First we will start at the beginning. When debating if disability retirement is right for you there are a few things needed to know. How long it will take and what is the process. As far as how long it will take, that is going to vary a little bit on how cut and dry your case is. For most people I would recommend to expect it taking anywhere from 6 months to a year.
Now if you think that you would be able to wait that long then you are ready to start the process. The process is fairly simple but a little time consuming. In order to apply for your disability retirement you must first start with an application for social security disability. After the application is submitted to the social security office, then you are able to submit your application for disability retirement.
If you plan to continue to work while applying, you should expect your social security disability case to be rejected from the start because your income will be to high. If at anytime during the application process you separate from work, it might be advisable to reapply for social security disability because you may become eligible.
After you applications have been submitted then it is just a waiting game. Like I said before this can take up to a year to complete. For those out of work, there is a chance you can start receiving social security disabilities prior to your retirement benefits, which can help with the wait.
So now that you are waiting you need to know what you are waiting for. The calculations are fairly easy but something to know is your benefits will change during your retirement. First when you begin to receive your disability retirement income you will begin receiving 60% of your high-3 salary. After the first 12 months that will change to 40% of your high-3 salary. Then finally at age 62 your disability retirement income will change to a normal pension calculation of 1% of your high-3 salary for every year worked as well as every year on disability.
This income is also affected by your social security disability income. So if you never are approved for ssdi then above is what you recieve. If approved for ssdi then there is an offset of income based on what you receive from ssdi. The thing to remember is you will always receive the full amount of ssdi if approved and that your medical retirement income is what is being reduced. So for the first year while receiving 60% of your high-3 your benefit is reduced by the full amount of your ssdi. After that when your benefit is at 40% of your high-3 salary it will be reduced by 60% of your ssdi benefit. Then at 62 when disability retirement income will change to a normal pension calculation of 1% of your high-3 salary for every year worked as well as every year on disability, there will no longer be any other reductions.

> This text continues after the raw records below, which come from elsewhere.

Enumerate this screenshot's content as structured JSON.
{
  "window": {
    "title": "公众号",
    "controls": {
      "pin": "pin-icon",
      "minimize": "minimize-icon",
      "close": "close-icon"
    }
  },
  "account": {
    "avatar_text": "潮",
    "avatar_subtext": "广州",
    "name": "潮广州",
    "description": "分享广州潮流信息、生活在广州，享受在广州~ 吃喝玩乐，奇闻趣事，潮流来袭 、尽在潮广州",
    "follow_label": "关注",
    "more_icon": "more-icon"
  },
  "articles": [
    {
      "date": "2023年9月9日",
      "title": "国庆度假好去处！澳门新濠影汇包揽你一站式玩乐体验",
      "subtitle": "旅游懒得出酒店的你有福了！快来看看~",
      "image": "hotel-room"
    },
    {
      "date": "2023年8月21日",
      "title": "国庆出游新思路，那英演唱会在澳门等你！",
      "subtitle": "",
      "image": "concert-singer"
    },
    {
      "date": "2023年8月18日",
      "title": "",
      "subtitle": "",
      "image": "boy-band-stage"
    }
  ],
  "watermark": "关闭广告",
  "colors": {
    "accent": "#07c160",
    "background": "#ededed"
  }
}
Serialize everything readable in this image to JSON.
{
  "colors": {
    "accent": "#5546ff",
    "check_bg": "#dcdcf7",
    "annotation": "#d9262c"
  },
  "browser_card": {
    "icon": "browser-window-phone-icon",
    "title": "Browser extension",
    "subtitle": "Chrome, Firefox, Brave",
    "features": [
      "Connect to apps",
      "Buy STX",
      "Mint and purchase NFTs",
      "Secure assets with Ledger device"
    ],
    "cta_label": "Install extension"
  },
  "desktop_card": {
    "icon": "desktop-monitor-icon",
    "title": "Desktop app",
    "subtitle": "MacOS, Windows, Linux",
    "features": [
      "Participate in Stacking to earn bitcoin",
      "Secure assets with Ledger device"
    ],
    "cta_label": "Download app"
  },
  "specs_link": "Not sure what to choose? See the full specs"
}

Please remember to contact me if you ever have questions about this. There is a lot of information, and even more than what I can fit in this short post. If you are considering it, feel free to reach out for a free consultation, and I will let you know if it is something that could work for you based on financial well being and overall chances of approval.